Start of GIVEN DATA

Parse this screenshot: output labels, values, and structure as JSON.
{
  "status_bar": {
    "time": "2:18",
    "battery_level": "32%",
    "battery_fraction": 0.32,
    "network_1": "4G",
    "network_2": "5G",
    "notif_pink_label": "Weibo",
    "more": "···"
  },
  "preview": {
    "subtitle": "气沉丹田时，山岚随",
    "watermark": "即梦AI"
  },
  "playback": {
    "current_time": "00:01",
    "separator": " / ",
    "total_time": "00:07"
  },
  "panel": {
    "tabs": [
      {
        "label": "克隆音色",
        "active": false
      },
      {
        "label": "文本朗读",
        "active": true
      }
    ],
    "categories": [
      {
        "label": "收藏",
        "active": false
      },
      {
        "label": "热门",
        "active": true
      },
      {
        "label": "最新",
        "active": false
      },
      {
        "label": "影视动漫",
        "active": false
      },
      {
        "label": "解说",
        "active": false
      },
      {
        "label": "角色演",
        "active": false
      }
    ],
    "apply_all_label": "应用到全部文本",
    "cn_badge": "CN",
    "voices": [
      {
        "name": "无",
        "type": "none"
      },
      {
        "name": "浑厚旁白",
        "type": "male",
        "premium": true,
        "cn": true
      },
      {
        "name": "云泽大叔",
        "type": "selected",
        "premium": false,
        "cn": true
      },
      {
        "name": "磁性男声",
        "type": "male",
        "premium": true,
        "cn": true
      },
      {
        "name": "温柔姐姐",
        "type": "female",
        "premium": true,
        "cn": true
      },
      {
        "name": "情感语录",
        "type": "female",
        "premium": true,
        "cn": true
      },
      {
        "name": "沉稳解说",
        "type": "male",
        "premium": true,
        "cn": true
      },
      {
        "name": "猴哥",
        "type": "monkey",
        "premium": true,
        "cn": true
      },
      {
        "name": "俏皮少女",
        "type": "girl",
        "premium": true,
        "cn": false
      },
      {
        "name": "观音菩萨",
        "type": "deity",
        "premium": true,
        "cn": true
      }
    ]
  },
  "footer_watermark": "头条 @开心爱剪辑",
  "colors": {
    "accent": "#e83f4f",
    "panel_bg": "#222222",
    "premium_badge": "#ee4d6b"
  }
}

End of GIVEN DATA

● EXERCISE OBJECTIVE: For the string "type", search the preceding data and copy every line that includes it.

● RESULT OF THIS EXERCISE:
        "type": "none"
        "type": "male",
        "type": "selected",
        "type": "male",
        "type": "female",
        "type": "female",
        "type": "male",
        "type": "monkey",
        "type": "girl",
        "type": "deity",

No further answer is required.